Reindeer and dentists, puppets and LED light bulbs, Gene Autry and General Electric—these odd pairings might not seem to have much in common. But each played an important role in the making of Rudolph the Red-Nosed Reindeer, a classic Christmas special currently celebrating its 55th straight year of annual reruns. Before Rudolph lit up the small screen, a series of tragedies, twists of fortune and lucky coincidences allowed his tale to endure through decades—eventually ensuring a place in holiday tradition.
From a Marketing Land online article:
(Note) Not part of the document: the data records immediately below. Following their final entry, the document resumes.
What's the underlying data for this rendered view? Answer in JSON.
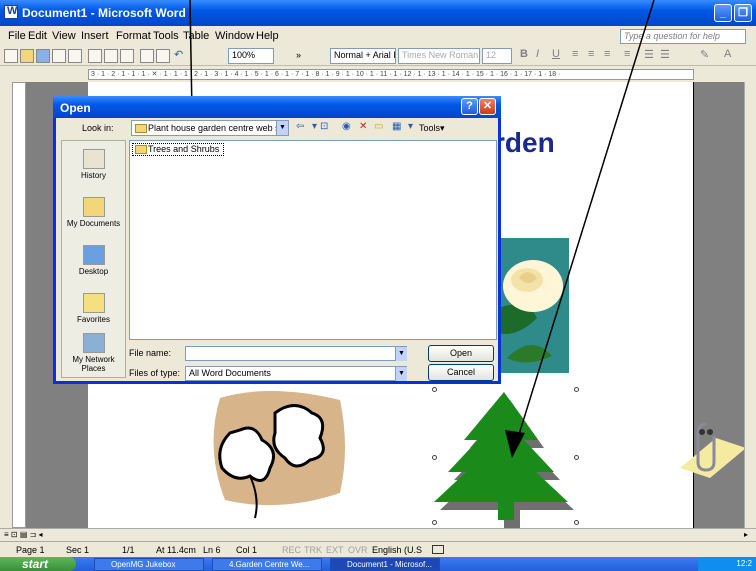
{
  "window": {
    "title": "Document1 - Microsoft Word",
    "minimize": "_",
    "restore": "❐"
  },
  "menu": [
    "File",
    "Edit",
    "View",
    "Insert",
    "Format",
    "Tools",
    "Table",
    "Window",
    "Help"
  ],
  "help_box_placeholder": "Type a question for help",
  "toolbar": {
    "zoom": "100%",
    "style": "Normal + Arial I",
    "font": "Times New Roman",
    "size": "12",
    "bold": "B",
    "italic": "I",
    "underline": "U"
  },
  "ruler_text": "3 · 1 · 2 · 1 · 1 · 1 · ✕ · 1 · 1 · 1 · 2 · 1 · 3 · 1 · 4 · 1 · 5 · 1 · 6 · 1 · 7 · 1 · 8 · 1 · 9 · 1 · 10 · 1 · 11 · 1 · 12 · 1 · 13 · 1 · 14 · 1 · 15 · 1 · 16 · 1 · 17 · 1 · 18 ·",
  "document": {
    "heading_fragment": "rden"
  },
  "dialog": {
    "title": "Open",
    "help": "?",
    "close": "✕",
    "look_in_label": "Look in:",
    "look_in_value": "Plant house garden centre web site",
    "tools_label": "Tools",
    "places": [
      "History",
      "My Documents",
      "Desktop",
      "Favorites",
      "My Network Places"
    ],
    "files": [
      "Trees and Shrubs"
    ],
    "file_name_label": "File name:",
    "file_name_value": "",
    "file_type_label": "Files of type:",
    "file_type_value": "All Word Documents",
    "open_button": "Open",
    "cancel_button": "Cancel"
  },
  "status": {
    "page": "Page 1",
    "sec": "Sec 1",
    "pages": "1/1",
    "at": "At 11.4cm",
    "ln": "Ln 6",
    "col": "Col 1",
    "rec": "REC",
    "trk": "TRK",
    "ext": "EXT",
    "ovr": "OVR",
    "lang": "English (U.S"
  },
  "taskbar": {
    "start": "start",
    "tasks": [
      "OpenMG Jukebox",
      "4.Garden Centre We...",
      "Document1 - Microsof..."
    ],
    "clock": "12:2"
  },
  "colors": {
    "heading": "#1a2a8c",
    "tree": "#1a8a1a",
    "xp_blue": "#0058e6"
  }
}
Soon after the spot aired, actor and liquor brand owner Ryan Reynolds cashed in on the drama – and marketers everywhere scrambled to pick their jaws up off the floor. The ad spot for Ryan Reynold’s liquor brand, Aviation Gin, cast the same actress from the Peloton ad — in a sequel that tells the story of where the Peloton Woman is now. Spoiler: She’s downing Aviation Gin in a bar with two friends, wallowing in the aftermath of Peloton’s ill-conceived commercial. We’ll toast to that.
It’s the holiday ad that caught fire for all the wrong reasons: A young, seemingly fit woman is gifted a Peloton stationary bike (presumably by her husband) and proceeds to vlog her fitness journey over the course of a year.
The ad, produced by creative agency Mekanism, went viral almost immediately, sparking criticism about Peloton’s unhealthy depictions of body image and marriage – not to mention the “Peloton Woman’s” concerning expressions (which some have quipped resembles a face of fear). Naturally, Twitter users couldn’t contain themselves, dragging the cringe-worthy campaign with labels like sexist, elitist, and entirely unrealistic.
To read more: https://marketingland.com/how-the-peloton-woman-in-aviation-gins-ad-will-be-a-case-study-on-marketing-genius-for-years-to-come-272503